| THE TASK |
Your response should consist solely of the records, written out exactly.

| SUPPLIED INFORMATION |
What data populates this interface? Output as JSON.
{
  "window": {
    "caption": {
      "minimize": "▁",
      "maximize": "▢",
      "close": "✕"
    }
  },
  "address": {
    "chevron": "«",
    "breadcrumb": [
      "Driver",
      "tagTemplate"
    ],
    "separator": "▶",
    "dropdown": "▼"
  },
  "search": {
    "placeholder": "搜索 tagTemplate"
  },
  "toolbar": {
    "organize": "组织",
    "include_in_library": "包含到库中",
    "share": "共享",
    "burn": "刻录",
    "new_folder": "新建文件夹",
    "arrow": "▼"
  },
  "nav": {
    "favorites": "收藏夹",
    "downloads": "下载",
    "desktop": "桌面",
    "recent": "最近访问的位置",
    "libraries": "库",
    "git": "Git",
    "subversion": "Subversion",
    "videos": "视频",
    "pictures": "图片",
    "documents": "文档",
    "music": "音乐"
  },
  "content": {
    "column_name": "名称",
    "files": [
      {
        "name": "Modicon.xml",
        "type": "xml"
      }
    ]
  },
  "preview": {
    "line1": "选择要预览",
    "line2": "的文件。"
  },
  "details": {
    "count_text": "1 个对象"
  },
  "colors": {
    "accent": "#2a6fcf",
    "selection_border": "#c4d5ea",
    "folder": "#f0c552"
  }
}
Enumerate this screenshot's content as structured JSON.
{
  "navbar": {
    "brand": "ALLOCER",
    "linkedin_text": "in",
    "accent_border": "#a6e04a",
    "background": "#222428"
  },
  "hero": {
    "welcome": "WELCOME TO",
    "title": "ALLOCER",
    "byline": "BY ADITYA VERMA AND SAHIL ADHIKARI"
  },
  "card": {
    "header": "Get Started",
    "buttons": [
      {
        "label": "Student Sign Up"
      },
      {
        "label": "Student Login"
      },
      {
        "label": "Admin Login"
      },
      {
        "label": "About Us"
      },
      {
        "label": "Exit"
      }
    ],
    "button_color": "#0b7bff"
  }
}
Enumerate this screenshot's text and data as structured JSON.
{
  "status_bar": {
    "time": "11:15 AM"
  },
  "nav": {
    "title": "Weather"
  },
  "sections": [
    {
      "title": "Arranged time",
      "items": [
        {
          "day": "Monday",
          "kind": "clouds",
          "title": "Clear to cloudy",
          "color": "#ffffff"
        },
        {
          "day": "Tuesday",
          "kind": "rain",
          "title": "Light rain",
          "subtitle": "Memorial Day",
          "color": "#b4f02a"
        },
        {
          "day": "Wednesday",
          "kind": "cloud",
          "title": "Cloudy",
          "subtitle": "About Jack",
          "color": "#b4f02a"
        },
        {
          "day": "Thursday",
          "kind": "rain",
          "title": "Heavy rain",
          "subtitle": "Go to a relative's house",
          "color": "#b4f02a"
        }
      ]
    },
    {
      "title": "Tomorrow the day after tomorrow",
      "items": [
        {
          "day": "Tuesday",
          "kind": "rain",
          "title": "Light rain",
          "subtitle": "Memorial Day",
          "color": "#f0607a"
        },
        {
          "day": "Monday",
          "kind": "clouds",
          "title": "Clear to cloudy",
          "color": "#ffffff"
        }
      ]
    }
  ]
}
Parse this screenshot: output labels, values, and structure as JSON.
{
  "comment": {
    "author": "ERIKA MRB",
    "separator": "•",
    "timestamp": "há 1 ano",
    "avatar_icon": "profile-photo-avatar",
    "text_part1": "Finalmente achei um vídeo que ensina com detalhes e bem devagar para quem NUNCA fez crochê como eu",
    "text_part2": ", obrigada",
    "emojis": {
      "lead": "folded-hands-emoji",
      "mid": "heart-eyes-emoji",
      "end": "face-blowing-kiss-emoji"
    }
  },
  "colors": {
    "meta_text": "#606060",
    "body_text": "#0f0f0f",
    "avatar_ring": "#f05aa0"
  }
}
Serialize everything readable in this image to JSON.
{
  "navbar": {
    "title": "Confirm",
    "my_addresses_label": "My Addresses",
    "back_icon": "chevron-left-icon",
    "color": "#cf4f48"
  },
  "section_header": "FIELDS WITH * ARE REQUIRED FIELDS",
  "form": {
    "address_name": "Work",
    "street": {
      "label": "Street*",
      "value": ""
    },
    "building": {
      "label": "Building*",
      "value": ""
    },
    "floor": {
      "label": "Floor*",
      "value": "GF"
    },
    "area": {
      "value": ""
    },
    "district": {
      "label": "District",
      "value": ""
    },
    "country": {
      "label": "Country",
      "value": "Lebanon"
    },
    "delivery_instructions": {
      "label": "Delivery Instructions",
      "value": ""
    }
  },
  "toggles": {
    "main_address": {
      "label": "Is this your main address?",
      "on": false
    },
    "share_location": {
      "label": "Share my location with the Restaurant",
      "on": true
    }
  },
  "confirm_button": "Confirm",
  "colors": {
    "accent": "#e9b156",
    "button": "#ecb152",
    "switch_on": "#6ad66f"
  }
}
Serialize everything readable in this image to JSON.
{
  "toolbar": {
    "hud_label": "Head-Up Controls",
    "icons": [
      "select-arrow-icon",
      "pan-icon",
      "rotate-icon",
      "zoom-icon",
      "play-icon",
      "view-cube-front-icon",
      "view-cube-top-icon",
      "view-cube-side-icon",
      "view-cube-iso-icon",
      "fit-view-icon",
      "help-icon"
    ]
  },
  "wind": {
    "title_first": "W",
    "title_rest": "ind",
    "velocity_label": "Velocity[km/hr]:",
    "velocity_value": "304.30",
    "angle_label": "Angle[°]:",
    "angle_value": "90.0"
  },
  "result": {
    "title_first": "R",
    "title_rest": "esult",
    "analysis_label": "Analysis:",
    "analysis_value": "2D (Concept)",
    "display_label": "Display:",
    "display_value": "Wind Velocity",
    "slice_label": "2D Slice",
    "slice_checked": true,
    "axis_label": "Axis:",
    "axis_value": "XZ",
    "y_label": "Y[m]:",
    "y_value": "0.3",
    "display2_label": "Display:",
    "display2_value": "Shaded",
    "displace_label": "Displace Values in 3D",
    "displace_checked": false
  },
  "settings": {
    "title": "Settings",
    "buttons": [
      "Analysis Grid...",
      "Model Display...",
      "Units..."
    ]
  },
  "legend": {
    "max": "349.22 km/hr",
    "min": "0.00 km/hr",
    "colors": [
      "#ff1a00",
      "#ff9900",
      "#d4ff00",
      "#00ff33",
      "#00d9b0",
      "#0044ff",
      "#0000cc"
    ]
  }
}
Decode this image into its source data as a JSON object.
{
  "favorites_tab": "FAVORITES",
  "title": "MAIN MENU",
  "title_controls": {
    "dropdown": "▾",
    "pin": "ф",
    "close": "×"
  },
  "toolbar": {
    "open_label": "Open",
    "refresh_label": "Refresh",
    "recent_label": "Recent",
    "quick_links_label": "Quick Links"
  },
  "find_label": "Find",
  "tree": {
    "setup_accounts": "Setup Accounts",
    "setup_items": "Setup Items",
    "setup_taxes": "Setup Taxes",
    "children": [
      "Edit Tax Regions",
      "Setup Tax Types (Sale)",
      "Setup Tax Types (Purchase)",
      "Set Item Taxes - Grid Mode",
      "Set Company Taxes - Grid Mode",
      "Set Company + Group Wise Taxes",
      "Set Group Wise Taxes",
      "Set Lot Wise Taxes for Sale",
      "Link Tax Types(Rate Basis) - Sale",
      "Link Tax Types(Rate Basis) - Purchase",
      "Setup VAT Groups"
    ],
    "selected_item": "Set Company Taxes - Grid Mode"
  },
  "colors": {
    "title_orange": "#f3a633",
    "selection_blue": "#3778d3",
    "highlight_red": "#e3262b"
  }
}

| YOUR RESPONSE |
What data populates this interface? Output as JSON.
{
  "window": {
    "caption": {
      "minimize": "▁",
      "maximize": "▢",
      "close": "✕"
    }
  },
  "address": {
    "chevron": "«",
    "breadcrumb": [
      "Driver",
      "tagTemplate"
    ],
    "separator": "▶",
    "dropdown": "▼"
  },
  "search": {
    "placeholder": "搜索 tagTemplate"
  },
  "toolbar": {
    "organize": "组织",
    "include_in_library": "包含到库中",
    "share": "共享",
    "burn": "刻录",
    "new_folder": "新建文件夹",
    "arrow": "▼"
  },
  "nav": {
    "favorites": "收藏夹",
    "downloads": "下载",
    "desktop": "桌面",
    "recent": "最近访问的位置",
    "libraries": "库",
    "git": "Git",
    "subversion": "Subversion",
    "videos": "视频",
    "pictures": "图片",
    "documents": "文档",
    "music": "音乐"
  },
  "content": {
    "column_name": "名称",
    "files": [
      {
        "name": "Modicon.xml",
        "type": "xml"
      }
    ]
  },
  "preview": {
    "line1": "选择要预览",
    "line2": "的文件。"
  },
  "details": {
    "count_text": "1 个对象"
  },
  "colors": {
    "accent": "#2a6fcf",
    "selection_border": "#c4d5ea",
    "folder": "#f0c552"
  }
}
Enumerate this screenshot's content as structured JSON.
{
  "navbar": {
    "brand": "ALLOCER",
    "linkedin_text": "in",
    "accent_border": "#a6e04a",
    "background": "#222428"
  },
  "hero": {
    "welcome": "WELCOME TO",
    "title": "ALLOCER",
    "byline": "BY ADITYA VERMA AND SAHIL ADHIKARI"
  },
  "card": {
    "header": "Get Started",
    "buttons": [
      {
        "label": "Student Sign Up"
      },
      {
        "label": "Student Login"
      },
      {
        "label": "Admin Login"
      },
      {
        "label": "About Us"
      },
      {
        "label": "Exit"
      }
    ],
    "button_color": "#0b7bff"
  }
}
Enumerate this screenshot's text and data as structured JSON.
{
  "status_bar": {
    "time": "11:15 AM"
  },
  "nav": {
    "title": "Weather"
  },
  "sections": [
    {
      "title": "Arranged time",
      "items": [
        {
          "day": "Monday",
          "kind": "clouds",
          "title": "Clear to cloudy",
          "color": "#ffffff"
        },
        {
          "day": "Tuesday",
          "kind": "rain",
          "title": "Light rain",
          "subtitle": "Memorial Day",
          "color": "#b4f02a"
        },
        {
          "day": "Wednesday",
          "kind": "cloud",
          "title": "Cloudy",
          "subtitle": "About Jack",
          "color": "#b4f02a"
        },
        {
          "day": "Thursday",
          "kind": "rain",
          "title": "Heavy rain",
          "subtitle": "Go to a relative's house",
          "color": "#b4f02a"
        }
      ]
    },
    {
      "title": "Tomorrow the day after tomorrow",
      "items": [
        {
          "day": "Tuesday",
          "kind": "rain",
          "title": "Light rain",
          "subtitle": "Memorial Day",
          "color": "#f0607a"
        },
        {
          "day": "Monday",
          "kind": "clouds",
          "title": "Clear to cloudy",
          "color": "#ffffff"
        }
      ]
    }
  ]
}
Parse this screenshot: output labels, values, and structure as JSON.
{
  "comment": {
    "author": "ERIKA MRB",
    "separator": "•",
    "timestamp": "há 1 ano",
    "avatar_icon": "profile-photo-avatar",
    "text_part1": "Finalmente achei um vídeo que ensina com detalhes e bem devagar para quem NUNCA fez crochê como eu",
    "text_part2": ", obrigada",
    "emojis": {
      "lead": "folded-hands-emoji",
      "mid": "heart-eyes-emoji",
      "end": "face-blowing-kiss-emoji"
    }
  },
  "colors": {
    "meta_text": "#606060",
    "body_text": "#0f0f0f",
    "avatar_ring": "#f05aa0"
  }
}
Serialize everything readable in this image to JSON.
{
  "navbar": {
    "title": "Confirm",
    "my_addresses_label": "My Addresses",
    "back_icon": "chevron-left-icon",
    "color": "#cf4f48"
  },
  "section_header": "FIELDS WITH * ARE REQUIRED FIELDS",
  "form": {
    "address_name": "Work",
    "street": {
      "label": "Street*",
      "value": ""
    },
    "building": {
      "label": "Building*",
      "value": ""
    },
    "floor": {
      "label": "Floor*",
      "value": "GF"
    },
    "area": {
      "value": ""
    },
    "district": {
      "label": "District",
      "value": ""
    },
    "country": {
      "label": "Country",
      "value": "Lebanon"
    },
    "delivery_instructions": {
      "label": "Delivery Instructions",
      "value": ""
    }
  },
  "toggles": {
    "main_address": {
      "label": "Is this your main address?",
      "on": false
    },
    "share_location": {
      "label": "Share my location with the Restaurant",
      "on": true
    }
  },
  "confirm_button": "Confirm",
  "colors": {
    "accent": "#e9b156",
    "button": "#ecb152",
    "switch_on": "#6ad66f"
  }
}
Serialize everything readable in this image to JSON.
{
  "toolbar": {
    "hud_label": "Head-Up Controls",
    "icons": [
      "select-arrow-icon",
      "pan-icon",
      "rotate-icon",
      "zoom-icon",
      "play-icon",
      "view-cube-front-icon",
      "view-cube-top-icon",
      "view-cube-side-icon",
      "view-cube-iso-icon",
      "fit-view-icon",
      "help-icon"
    ]
  },
  "wind": {
    "title_first": "W",
    "title_rest": "ind",
    "velocity_label": "Velocity[km/hr]:",
    "velocity_value": "304.30",
    "angle_label": "Angle[°]:",
    "angle_value": "90.0"
  },
  "result": {
    "title_first": "R",
    "title_rest": "esult",
    "analysis_label": "Analysis:",
    "analysis_value": "2D (Concept)",
    "display_label": "Display:",
    "display_value": "Wind Velocity",
    "slice_label": "2D Slice",
    "slice_checked": true,
    "axis_label": "Axis:",
    "axis_value": "XZ",
    "y_label": "Y[m]:",
    "y_value": "0.3",
    "display2_label": "Display:",
    "display2_value": "Shaded",
    "displace_label": "Displace Values in 3D",
    "displace_checked": false
  },
  "settings": {
    "title": "Settings",
    "buttons": [
      "Analysis Grid...",
      "Model Display...",
      "Units..."
    ]
  },
  "legend": {
    "max": "349.22 km/hr",
    "min": "0.00 km/hr",
    "colors": [
      "#ff1a00",
      "#ff9900",
      "#d4ff00",
      "#00ff33",
      "#00d9b0",
      "#0044ff",
      "#0000cc"
    ]
  }
}
Decode this image into its source data as a JSON object.
{
  "favorites_tab": "FAVORITES",
  "title": "MAIN MENU",
  "title_controls": {
    "dropdown": "▾",
    "pin": "ф",
    "close": "×"
  },
  "toolbar": {
    "open_label": "Open",
    "refresh_label": "Refresh",
    "recent_label": "Recent",
    "quick_links_label": "Quick Links"
  },
  "find_label": "Find",
  "tree": {
    "setup_accounts": "Setup Accounts",
    "setup_items": "Setup Items",
    "setup_taxes": "Setup Taxes",
    "children": [
      "Edit Tax Regions",
      "Setup Tax Types (Sale)",
      "Setup Tax Types (Purchase)",
      "Set Item Taxes - Grid Mode",
      "Set Company Taxes - Grid Mode",
      "Set Company + Group Wise Taxes",
      "Set Group Wise Taxes",
      "Set Lot Wise Taxes for Sale",
      "Link Tax Types(Rate Basis) - Sale",
      "Link Tax Types(Rate Basis) - Purchase",
      "Setup VAT Groups"
    ],
    "selected_item": "Set Company Taxes - Grid Mode"
  },
  "colors": {
    "title_orange": "#f3a633",
    "selection_blue": "#3778d3",
    "highlight_red": "#e3262b"
  }
}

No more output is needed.